Interestingly, it is the same in stock markets too.
When there’s no volatility, people think there’s no risk. When they think there’s no risk, they’re going to bid up valuations very high. And once valuations are really high, it gets risky. So you can never get rid of bear markets because their absence is what plants the seeds of the next bear market.
Sounds familiar? We saw this play out during the COVID stock market boom, where valuations rose to sky-high levels until they could no longer be sustained…then the bubble popped.
Embrace inefficiencies in your financial plan
The problem with humans is that we all strive too much for efficiency and maximization of resources, including when it comes to our money.
We feel unsettled when we have too much cash in the bank, especially when your banker or insurance agent tells you that your cash is being eroded by inflation and you need to invest it instead of sitting on cash!
For all that’s worth, I echo the same words here on the blog – except that I’m not your banker or agent and have absolutely nothing to sell you, nor will I earn any commissions on any investment that you make with your cash.
But still, I often receive DMs from concerned readers asking whether hanging on to too much cash is an inefficient drag on their portfolios.
I get it – there are times when even I question myself whether my warchest is too big. It happens even to the best of us but the thing is, there is no perfect answer, nor any answer that’s certain.
As Housel beautifully describes it, cash is an inefficient drag during bull markets, but as important as oxygen during bear markets.
With the markets rallying these few weeks after an entire year of bearish sentiment – I hope you’ve been buying, because I certainly have. If you’re a paid subscriber on my Patreon, you would have been able to see what I bought over the years, and why, here – this sentence becomes even more relevant today than before.

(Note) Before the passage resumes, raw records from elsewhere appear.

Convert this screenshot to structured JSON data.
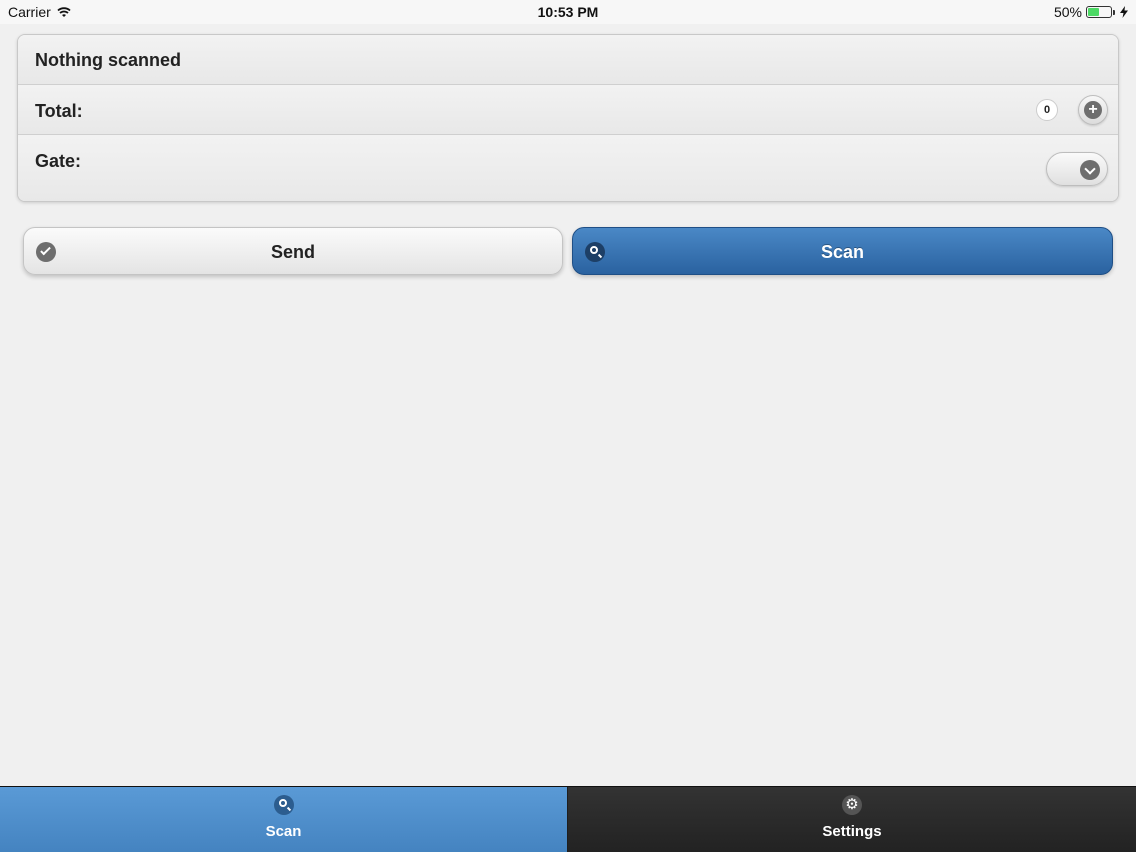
{
  "status_bar": {
    "carrier": "Carrier",
    "time": "10:53 PM",
    "battery_percent": "50%",
    "battery_level": 0.5
  },
  "panel": {
    "title": "Nothing scanned",
    "total_label": "Total:",
    "total_count": "0",
    "gate_label": "Gate:"
  },
  "actions": {
    "send_label": "Send",
    "scan_label": "Scan"
  },
  "tabbar": {
    "scan_label": "Scan",
    "settings_label": "Settings",
    "active_tab": "Scan"
  },
  "colors": {
    "accent": "#2a62a0",
    "tab_active": "#4a8ac8",
    "tab_inactive": "#2b2b2b",
    "battery": "#4cd964"
  }
}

Learn to embrace inefficiencies even in your financial plan.
Another great piece of financial advice from Housel is:
Leverage is the most efficient way to maximize ur balance sheet and the easiest way to lose everything.
Like the rest of you, I’ve also been served the same ads for investment courses that claim to teach you how to use leverage to maximise your returns and earn more from a limited capital base.
I even know several folks who use this method, and have been making good money with leverage so far – be it in stocks, options or crypto.
And just like you guys, I’ve also gone through periods where I was left wondering, could I be wrong? Am I simply too narrow-minded to accept that leverage might actually be a decent strategy?
But I stuck to my guns, because the fundamental truth about leverage doesn’t change.
Leverage is a double-edged sword.
If I had used leverage on my stocks this year, I would most certainly have been burnt, as many went down as much as 60% before recovering in recent months due to the market rally.
A rising tide lifts all boats.
But because I didn’t, I was able to sustain the journey and stayed the course. Never once did I feel the need to liquidate even when a stock was dropping, or to borrow money because of margin calls. Because I didn’t use leverage, the maximum I could lose was 100% of my capital and nothing more.
I capped my downside risks and my upside returns are unlimited.
Of course, this is not to say that just because leverage isn’t for me, then it isn’t for you either.
But I, like Morgan Housel, remain convinced that the vast majority of people are not suited for leverage and will be better off without it.
So while leverage may be the most efficient way to maximize your balance sheet and (potential) returns, learn to embrace inefficiencies in your financial plan by forgoing it instead.
P.S. Morgan Housel has already started writing his third book, “The Art of Spending Money”. Have you read his latest book yet, and what were your biggest takeaways from it? Share with me in the comments below!